China must do more to discourage its people from smoking
After Xi Jinping's crackdown on official extravagance, many mainland officials must have felt that smoking remained one of their few pleasures. It is also a habit shared by more than 300 million compatriots. This helps support more than 20 million growers on the land, 500,000 employed in factories and 10 million involved in retailing, but it also kills an estimated 1.2 million a year through related causes. The Communist Party's Central Committee and State Council are therefore to be commended for asking officials to "take the lead" in toeing the line on a smoking ban in public places. Flouting of the ban by officials has made a mockery of China's ratification in 2005 of the WHO framework convention on tobacco control, which includes a ban on smoking in indoor workplaces and public areas. How can smokers be expected to take it seriously?
The tallying of the social and fiscal benefits claimed by the state tobacco monopoly against attempts to quantify the terrible health and economic costs is bizarre. In a rare regulatory filing last year, China National Tobacco Corp revealed it made more than 300 million yuan (HK$381 million) a day in net profit in 2010. The industry paid an estimated 753 billion yuan in industrial-commercial taxes in 2011. No matter how profitable it may be, governments have no business being in the tobacco business except to run it down and get out of it, regardless of arguments that if the government doesn't control it, someone else will. That is a matter for law enforcement.
The authorities have banned officials from smoking in schools, hospitals, sports venues, public transport vehicles or any other venues where it is banned.
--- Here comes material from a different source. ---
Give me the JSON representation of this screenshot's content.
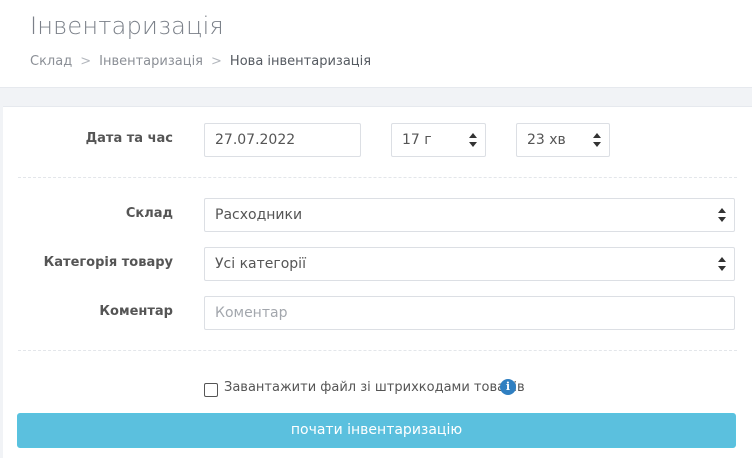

That is a start. Given the social tentacles of tobacco addiction, such as dependence on it for livelihoods, the government cannot close the industry down overnight. But it can learn from other places that have cut smoking rates drastically, including Hong Kong, by raising tobacco taxes progressively to make the habit ever more expensive, especially for young people before they earn enough to afford to become heavy smokers.